Avast CTO Explains What Went Wrong in CCleaner Attack
SAN FRANCISCO—The importance of doing cyber-security due diligence prior to acquiring a company is something that security vendor Avast learned the hard way.
In September 2017 the CCleaner tool that is widely used by consumers was found to have been injected with malware by hackers. The malware discovery came months after Avast acquired Pirifom, the company that makes CCleaner.
In a video interview with eWEEK at the RSA Conference here, Ondrej Vlcek CTO of Avast provided insight into what happened in that incident and best practices so others can avoid the same issue.
According to Avast's analysis, the Piriform compromise was a supply-chain attack that likely started as early as March of 2017 and wasn't detected until September 2017.
"We bought the company while it was being hacked," Vlcek told eWEEK.
"When doing M&A (mergers and acquisitions) cyber-due diligence is a no brainer, " Vlcek said.
He noted that most companies focus just on the financial and legal aspects of a company they plan to acquire, but that's not enough in the modern threat landscape.
Another key lesson is that in a supply chain attack, relying on digital signatures might not be the best approach to guaranteeing code integrity. Vlcek said that many endpoint security products whitelist technologies that have been digitally signed by a software developer. In the CCleaner attack, that hackers were able to inject themselves in the supply chain and the the maliciously modified code was still signed by the original certificate.
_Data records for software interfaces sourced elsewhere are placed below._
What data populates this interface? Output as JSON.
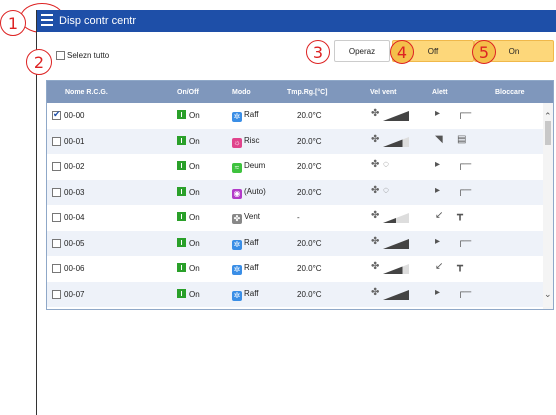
{
  "header": {
    "title": "Disp contr centr"
  },
  "toolbar": {
    "select_all_label": "Selezn tutto",
    "operaz_label": "Operaz",
    "off_label": "Off",
    "on_label": "On"
  },
  "callouts": [
    "1",
    "2",
    "3",
    "4",
    "5"
  ],
  "table": {
    "columns": [
      "Nome R.C.G.",
      "On/Off",
      "Modo",
      "Tmp.Rg.[°C]",
      "Vel vent",
      "Alett",
      "Bloccare"
    ],
    "rows": [
      {
        "checked": true,
        "name": "00-00",
        "onoff": "On",
        "mode": "Raff",
        "mode_icon": "snowflake-icon",
        "temp": "20.0°C",
        "fan_speed": 1.0,
        "vane": "swing"
      },
      {
        "checked": false,
        "name": "00-01",
        "onoff": "On",
        "mode": "Risc",
        "mode_icon": "sun-icon",
        "temp": "20.0°C",
        "fan_speed": 0.75,
        "vane": "wide"
      },
      {
        "checked": false,
        "name": "00-02",
        "onoff": "On",
        "mode": "Deum",
        "mode_icon": "drop-icon",
        "temp": "20.0°C",
        "fan_speed": "auto",
        "vane": "horizontal"
      },
      {
        "checked": false,
        "name": "00-03",
        "onoff": "On",
        "mode": "(Auto)",
        "mode_icon": "auto-icon",
        "temp": "20.0°C",
        "fan_speed": "auto",
        "vane": "horizontal"
      },
      {
        "checked": false,
        "name": "00-04",
        "onoff": "On",
        "mode": "Vent",
        "mode_icon": "fan-icon",
        "temp": "-",
        "fan_speed": 0.5,
        "vane": "down"
      },
      {
        "checked": false,
        "name": "00-05",
        "onoff": "On",
        "mode": "Raff",
        "mode_icon": "snowflake-icon",
        "temp": "20.0°C",
        "fan_speed": 1.0,
        "vane": "horizontal"
      },
      {
        "checked": false,
        "name": "00-06",
        "onoff": "On",
        "mode": "Raff",
        "mode_icon": "snowflake-icon",
        "temp": "20.0°C",
        "fan_speed": 0.75,
        "vane": "down"
      },
      {
        "checked": false,
        "name": "00-07",
        "onoff": "On",
        "mode": "Raff",
        "mode_icon": "snowflake-icon",
        "temp": "20.0°C",
        "fan_speed": 1.0,
        "vane": "horizontal"
      }
    ]
  },
  "colors": {
    "titlebar": "#1e4fa8",
    "table_header": "#7f97bc",
    "button_accent": "#fdd77a",
    "on_badge": "#2aa02a",
    "mode_cool": "#3a8ee6",
    "mode_heat": "#e0448c",
    "mode_dry": "#3ec23e",
    "mode_auto": "#b23ac8",
    "callout": "#dd2222"
  }
}
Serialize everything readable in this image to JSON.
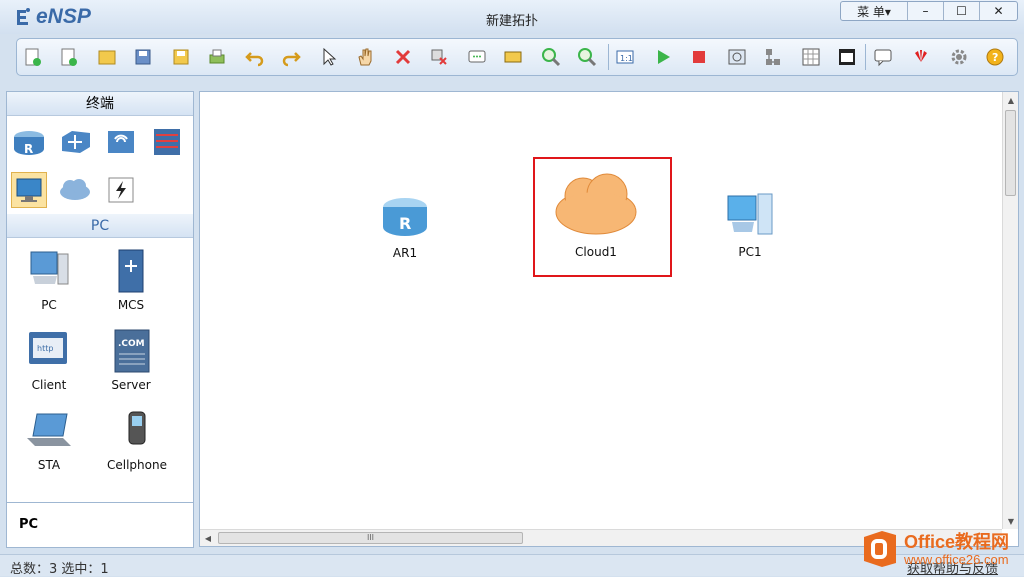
{
  "app": {
    "name": "eNSP",
    "window_title": "新建拓扑"
  },
  "window_controls": {
    "menu_label": "菜 单▾",
    "minimize": "–",
    "maximize": "☐",
    "close": "✕"
  },
  "toolbar": {
    "buttons": [
      "new-topology",
      "new-lab",
      "open",
      "save",
      "save-as",
      "print",
      "undo",
      "redo",
      "select",
      "pan",
      "delete",
      "delete-link",
      "text",
      "palette",
      "zoom-in",
      "zoom-out",
      "fit",
      "start",
      "stop",
      "capture",
      "topology",
      "grid",
      "console",
      "chat",
      "huawei",
      "settings",
      "help"
    ]
  },
  "left_panel": {
    "terminals_header": "终端",
    "pc_header": "PC",
    "categories": [
      "router",
      "switch",
      "wireless",
      "firewall",
      "terminal",
      "cloud",
      "power"
    ],
    "devices": [
      {
        "label": "PC",
        "icon": "pc-icon"
      },
      {
        "label": "MCS",
        "icon": "mcs-server-icon"
      },
      {
        "label": "Client",
        "icon": "client-icon"
      },
      {
        "label": "Server",
        "icon": "server-icon"
      },
      {
        "label": "STA",
        "icon": "laptop-icon"
      },
      {
        "label": "Cellphone",
        "icon": "cellphone-icon"
      }
    ],
    "selected_device": "PC"
  },
  "canvas": {
    "nodes": [
      {
        "label": "AR1",
        "type": "router"
      },
      {
        "label": "Cloud1",
        "type": "cloud"
      },
      {
        "label": "PC1",
        "type": "pc"
      }
    ],
    "hscroll_grip": "III"
  },
  "statusbar": {
    "summary": "总数：3  选中：1",
    "help_link": "获取帮助与反馈"
  },
  "watermark": {
    "title": "Office教程网",
    "url": "www.office26.com"
  },
  "colors": {
    "accent": "#3a6aa8",
    "highlight": "#e0161a",
    "cloud": "#f5a55b",
    "watermark": "#e96b1f"
  }
}
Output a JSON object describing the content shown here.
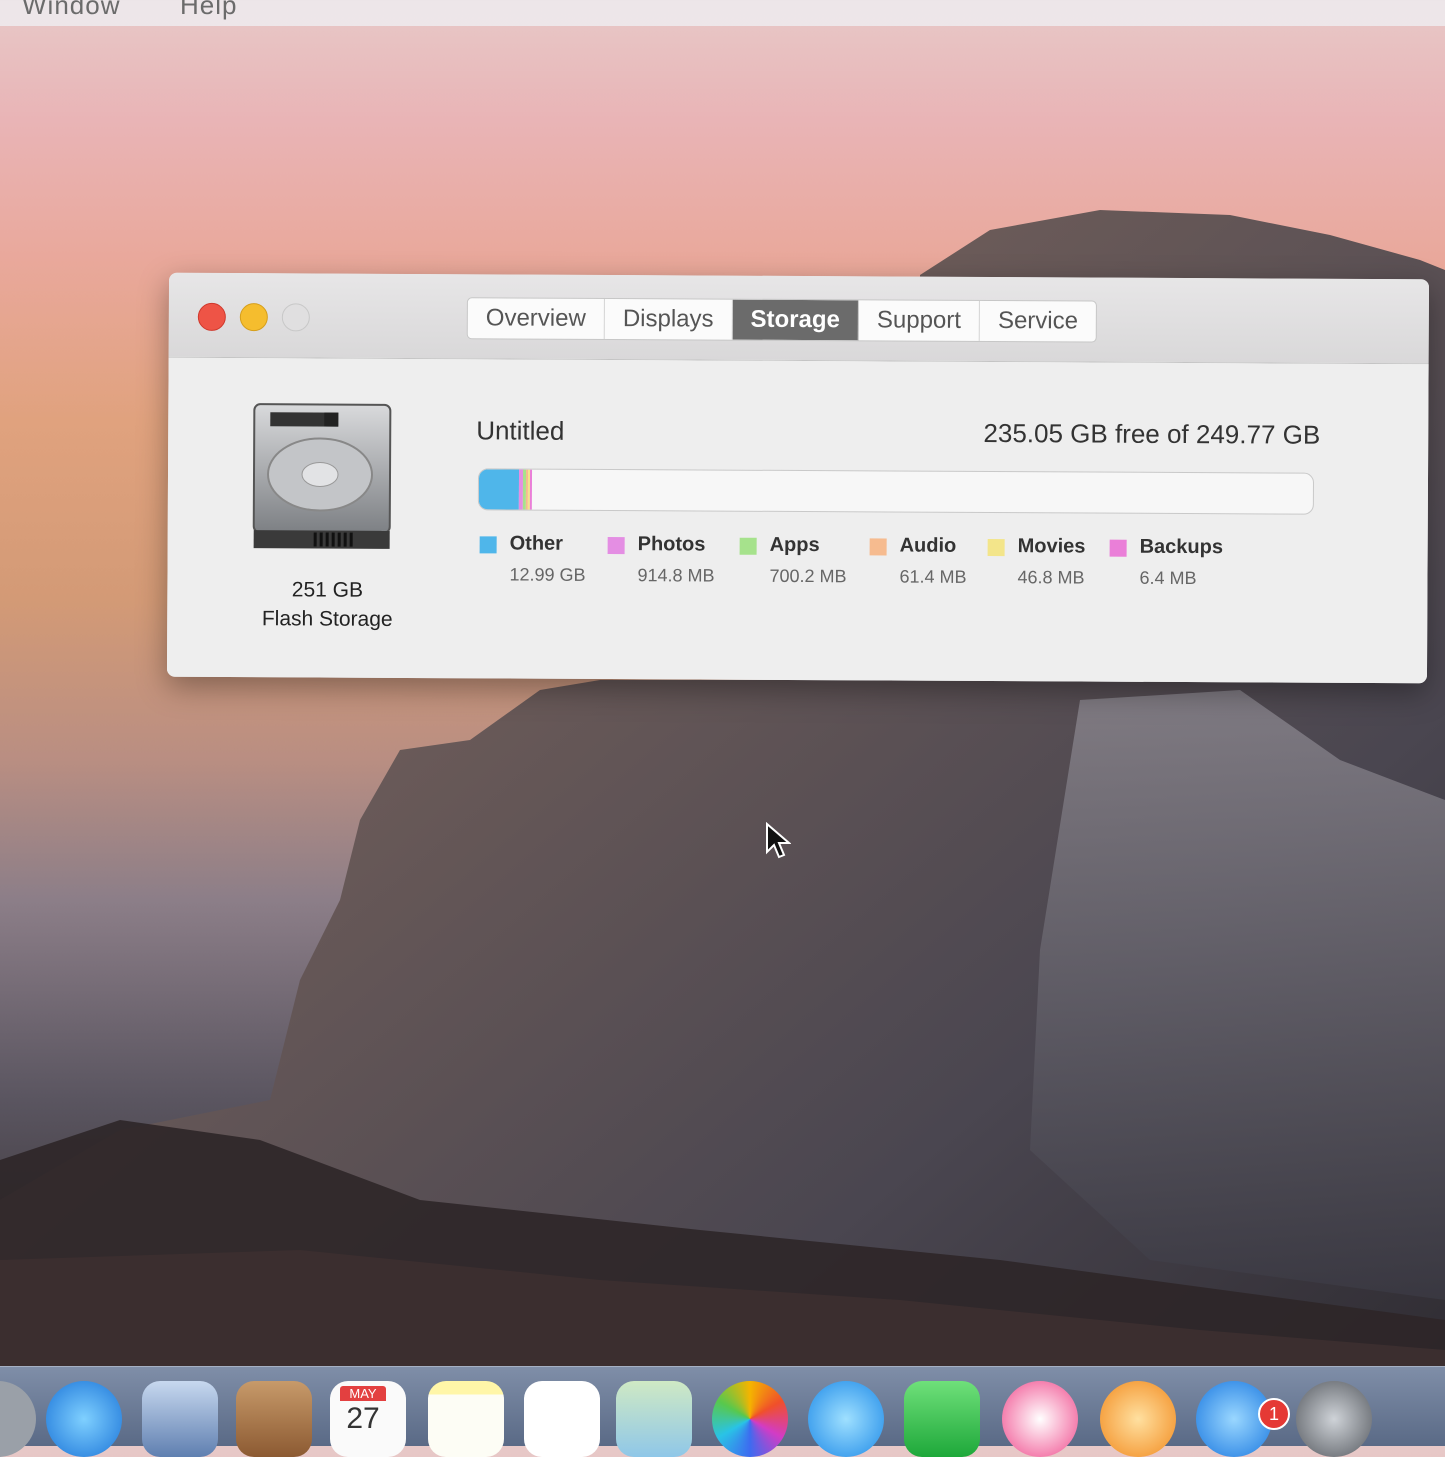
{
  "menubar": {
    "items": [
      "Window",
      "Help"
    ]
  },
  "window": {
    "tabs": [
      {
        "label": "Overview",
        "active": false
      },
      {
        "label": "Displays",
        "active": false
      },
      {
        "label": "Storage",
        "active": true
      },
      {
        "label": "Support",
        "active": false
      },
      {
        "label": "Service",
        "active": false
      }
    ],
    "disk": {
      "capacity": "251 GB",
      "type": "Flash Storage"
    },
    "volume": {
      "name": "Untitled",
      "free_text": "235.05 GB free of 249.77 GB",
      "usage_fraction": 0.059
    },
    "legend": [
      {
        "label": "Other",
        "value": "12.99 GB",
        "color": "#4fb6ea"
      },
      {
        "label": "Photos",
        "value": "914.8 MB",
        "color": "#e48ee3"
      },
      {
        "label": "Apps",
        "value": "700.2 MB",
        "color": "#a6e28c"
      },
      {
        "label": "Audio",
        "value": "61.4 MB",
        "color": "#f6bb8f"
      },
      {
        "label": "Movies",
        "value": "46.8 MB",
        "color": "#f3e58a"
      },
      {
        "label": "Backups",
        "value": "6.4 MB",
        "color": "#ea7fd8"
      }
    ]
  },
  "dock": {
    "calendar": {
      "month": "MAY",
      "day": "27"
    },
    "app_store_badge": "1",
    "icons": [
      "finder-icon",
      "safari-icon",
      "mail-icon",
      "contacts-icon",
      "calendar-icon",
      "notes-icon",
      "reminders-icon",
      "maps-icon",
      "photos-icon",
      "messages-icon",
      "facetime-icon",
      "itunes-icon",
      "ibooks-icon",
      "app-store-icon",
      "system-preferences-icon"
    ]
  }
}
Vlceck said that Avast has added additional capabilities to its products to address the CCleaner type of attack in the future.
Watch the video interview with Vlcek above.
Sean Michael Kerner is a senior editor at eWEEK and InternetNews.com. Follow him on Twitter @TechJournalist.